Screwjack by Hunter S Thompson (Books 2016, 15)

Long-time HST readers like me will be familiar with this title. It always appeared on the dust jacket or inside the book in the list of other books by the author. But you never saw it anywhere. Back before Amazon, when bookshops were still a common haunt (and dinosaurs roamed the Earth), you used to look all over the shop for Thompson’s work, because it was rarely consistently filed. That is, not every bookshop put it in the right section. After all, what is the right section? History? Sociology? Politics?

Really, the right section is probably “Journalism,” but most bookshops don’t (or didn’t) have such a section.

Anyway, it turns out that Screwjack wasn’t journalism, but fiction, and in any case was a limited-edition release of only a few hundred or so, and when the web and eBay came along, copies used to go for hundreds of pounds or dollars.

Sometime after he died it got a proper release, and I finally got round to buying it. It’s a slim, small-format hardback, containing three stories.
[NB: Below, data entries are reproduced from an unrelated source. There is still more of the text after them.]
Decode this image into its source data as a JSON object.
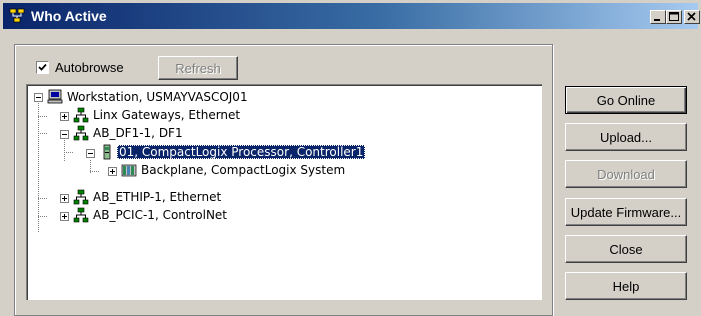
{
  "window": {
    "title": "Who Active"
  },
  "autobrowse": {
    "label": "Autobrowse",
    "checked": true
  },
  "refresh_button": {
    "label": "Refresh",
    "enabled": false
  },
  "tree": {
    "nodes": [
      {
        "label": "Workstation, USMAYVASCOJ01",
        "icon": "workstation-icon",
        "expanded": true
      },
      {
        "label": "Linx Gateways, Ethernet",
        "icon": "network-icon",
        "expanded": false
      },
      {
        "label": "AB_DF1-1, DF1",
        "icon": "network-icon",
        "expanded": true
      },
      {
        "label": "01, CompactLogix Processor, Controller1",
        "icon": "processor-icon",
        "expanded": true,
        "selected": true
      },
      {
        "label": "Backplane, CompactLogix System",
        "icon": "backplane-icon",
        "expanded": false
      },
      {
        "label": "AB_ETHIP-1, Ethernet",
        "icon": "network-icon",
        "expanded": false
      },
      {
        "label": "AB_PCIC-1, ControlNet",
        "icon": "network-icon",
        "expanded": false
      }
    ]
  },
  "buttons": {
    "go_online": "Go Online",
    "upload": "Upload...",
    "download": "Download",
    "update_firmware": "Update Firmware...",
    "close": "Close",
    "help": "Help"
  },
  "colors": {
    "titlebar_start": "#0a246a",
    "titlebar_end": "#a6caf0",
    "selection": "#0a246a",
    "face": "#d4d0c8"
  }
}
And I’ve got to say that just a few weeks after reading them, they’re almost totally unmemorable. So maybe there was a good reason for not releasing them properly all those years.

Oh well. One for the completists.
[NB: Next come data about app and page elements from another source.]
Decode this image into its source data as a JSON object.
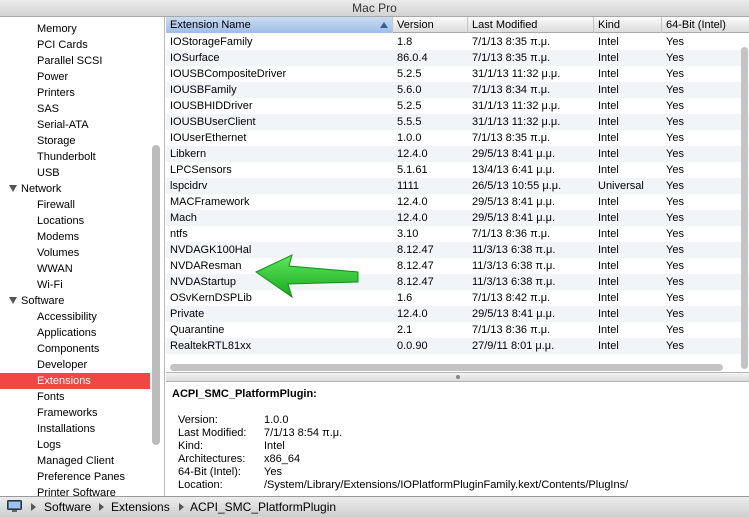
{
  "window": {
    "title": "Mac Pro"
  },
  "sidebar": {
    "items": [
      {
        "label": "Memory",
        "kind": "child"
      },
      {
        "label": "PCI Cards",
        "kind": "child"
      },
      {
        "label": "Parallel SCSI",
        "kind": "child"
      },
      {
        "label": "Power",
        "kind": "child"
      },
      {
        "label": "Printers",
        "kind": "child"
      },
      {
        "label": "SAS",
        "kind": "child"
      },
      {
        "label": "Serial-ATA",
        "kind": "child"
      },
      {
        "label": "Storage",
        "kind": "child"
      },
      {
        "label": "Thunderbolt",
        "kind": "child"
      },
      {
        "label": "USB",
        "kind": "child"
      },
      {
        "label": "Network",
        "kind": "group"
      },
      {
        "label": "Firewall",
        "kind": "child"
      },
      {
        "label": "Locations",
        "kind": "child"
      },
      {
        "label": "Modems",
        "kind": "child"
      },
      {
        "label": "Volumes",
        "kind": "child"
      },
      {
        "label": "WWAN",
        "kind": "child"
      },
      {
        "label": "Wi-Fi",
        "kind": "child"
      },
      {
        "label": "Software",
        "kind": "group"
      },
      {
        "label": "Accessibility",
        "kind": "child"
      },
      {
        "label": "Applications",
        "kind": "child"
      },
      {
        "label": "Components",
        "kind": "child"
      },
      {
        "label": "Developer",
        "kind": "child"
      },
      {
        "label": "Extensions",
        "kind": "child",
        "selected": true
      },
      {
        "label": "Fonts",
        "kind": "child"
      },
      {
        "label": "Frameworks",
        "kind": "child"
      },
      {
        "label": "Installations",
        "kind": "child"
      },
      {
        "label": "Logs",
        "kind": "child"
      },
      {
        "label": "Managed Client",
        "kind": "child"
      },
      {
        "label": "Preference Panes",
        "kind": "child"
      },
      {
        "label": "Printer Software",
        "kind": "child"
      }
    ]
  },
  "table": {
    "columns": [
      "Extension Name",
      "Version",
      "Last Modified",
      "Kind",
      "64-Bit (Intel)"
    ],
    "rows": [
      [
        "IOStorageFamily",
        "1.8",
        "7/1/13 8:35 π.μ.",
        "Intel",
        "Yes"
      ],
      [
        "IOSurface",
        "86.0.4",
        "7/1/13 8:35 π.μ.",
        "Intel",
        "Yes"
      ],
      [
        "IOUSBCompositeDriver",
        "5.2.5",
        "31/1/13 11:32 μ.μ.",
        "Intel",
        "Yes"
      ],
      [
        "IOUSBFamily",
        "5.6.0",
        "7/1/13 8:34 π.μ.",
        "Intel",
        "Yes"
      ],
      [
        "IOUSBHIDDriver",
        "5.2.5",
        "31/1/13 11:32 μ.μ.",
        "Intel",
        "Yes"
      ],
      [
        "IOUSBUserClient",
        "5.5.5",
        "31/1/13 11:32 μ.μ.",
        "Intel",
        "Yes"
      ],
      [
        "IOUserEthernet",
        "1.0.0",
        "7/1/13 8:35 π.μ.",
        "Intel",
        "Yes"
      ],
      [
        "Libkern",
        "12.4.0",
        "29/5/13 8:41 μ.μ.",
        "Intel",
        "Yes"
      ],
      [
        "LPCSensors",
        "5.1.61",
        "13/4/13 6:41 μ.μ.",
        "Intel",
        "Yes"
      ],
      [
        "lspcidrv",
        "1111",
        "26/5/13 10:55 μ.μ.",
        "Universal",
        "Yes"
      ],
      [
        "MACFramework",
        "12.4.0",
        "29/5/13 8:41 μ.μ.",
        "Intel",
        "Yes"
      ],
      [
        "Mach",
        "12.4.0",
        "29/5/13 8:41 μ.μ.",
        "Intel",
        "Yes"
      ],
      [
        "ntfs",
        "3.10",
        "7/1/13 8:36 π.μ.",
        "Intel",
        "Yes"
      ],
      [
        "NVDAGK100Hal",
        "8.12.47",
        "11/3/13 6:38 π.μ.",
        "Intel",
        "Yes"
      ],
      [
        "NVDAResman",
        "8.12.47",
        "11/3/13 6:38 π.μ.",
        "Intel",
        "Yes"
      ],
      [
        "NVDAStartup",
        "8.12.47",
        "11/3/13 6:38 π.μ.",
        "Intel",
        "Yes"
      ],
      [
        "OSvKernDSPLib",
        "1.6",
        "7/1/13 8:42 π.μ.",
        "Intel",
        "Yes"
      ],
      [
        "Private",
        "12.4.0",
        "29/5/13 8:41 μ.μ.",
        "Intel",
        "Yes"
      ],
      [
        "Quarantine",
        "2.1",
        "7/1/13 8:36 π.μ.",
        "Intel",
        "Yes"
      ],
      [
        "RealtekRTL81xx",
        "0.0.90",
        "27/9/11 8:01 μ.μ.",
        "Intel",
        "Yes"
      ]
    ]
  },
  "detail": {
    "title": "ACPI_SMC_PlatformPlugin:",
    "fields": [
      {
        "label": "Version:",
        "value": "1.0.0"
      },
      {
        "label": "Last Modified:",
        "value": "7/1/13 8:54 π.μ."
      },
      {
        "label": "Kind:",
        "value": "Intel"
      },
      {
        "label": "Architectures:",
        "value": "x86_64"
      },
      {
        "label": "64-Bit (Intel):",
        "value": "Yes"
      },
      {
        "label": "Location:",
        "value": "/System/Library/Extensions/IOPlatformPluginFamily.kext/Contents/PlugIns/"
      }
    ]
  },
  "pathbar": {
    "crumbs": [
      "Software",
      "Extensions",
      "ACPI_SMC_PlatformPlugin"
    ]
  },
  "colors": {
    "selection": "#f04646",
    "arrow": "#22c22a",
    "sorted_header": "#9ebde6"
  }
}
From the fierce heat of the autumnal South of Spain, back to properly-autumnal London.

Never Mind the Bollocks: Women Rewrite Rock by Amy Raphael (Books 2016, 14)

Been reading this over a period of a year or so, on and off, so it’s not really this year’s book. But that’s no reason not to write about it. It was published in 1994 and consists of interviews with a selection of the women who were relatively newly on the scene, or were established but getting some more visibility, around that time. It was the time of Riot Grrrl, among other movements.
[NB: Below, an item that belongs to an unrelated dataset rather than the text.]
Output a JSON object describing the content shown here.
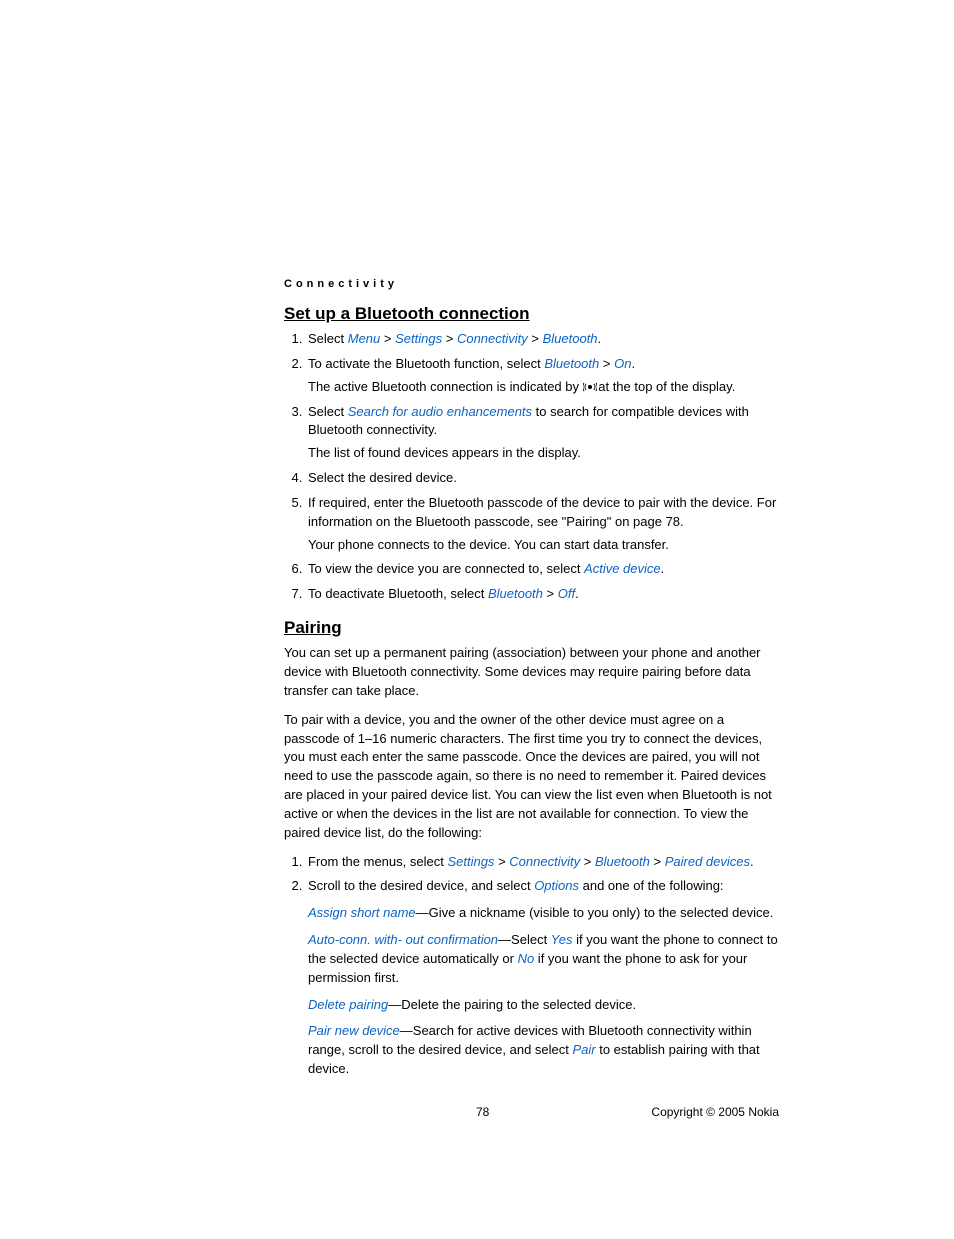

So among the interviewees are Courtney Love, Huggy Bear, Liz Phair, Tanya Donnelly, Kristin Hersh, Kim Gordon… even Bjork. But there’s someone missing from the book. Nearly all of the interviewees, when talking about their influences or other women who were doing something interesting at the time, mention PJ Harvey. And she is not interviewed. Which is a shame. I would have loved to have read her thoughts on making music back then (or now, for that matter). And I’m sure Amy Raphael would have loved to interview her, so I’m guessing she didn’t want to do it.

But aside from that, it’s an interesting work. Very much a document of its time, though no doubt the problems and challenges that these women faced have not changed that much. A similar book today, though, would have a very different complement of interviewees; and indeed would need a different subtitle: women musicians are much more prominent in pop and R&B today, from Beyoncé on down. But maybe not so much in rock, unfortunately.

Well worth a read, though.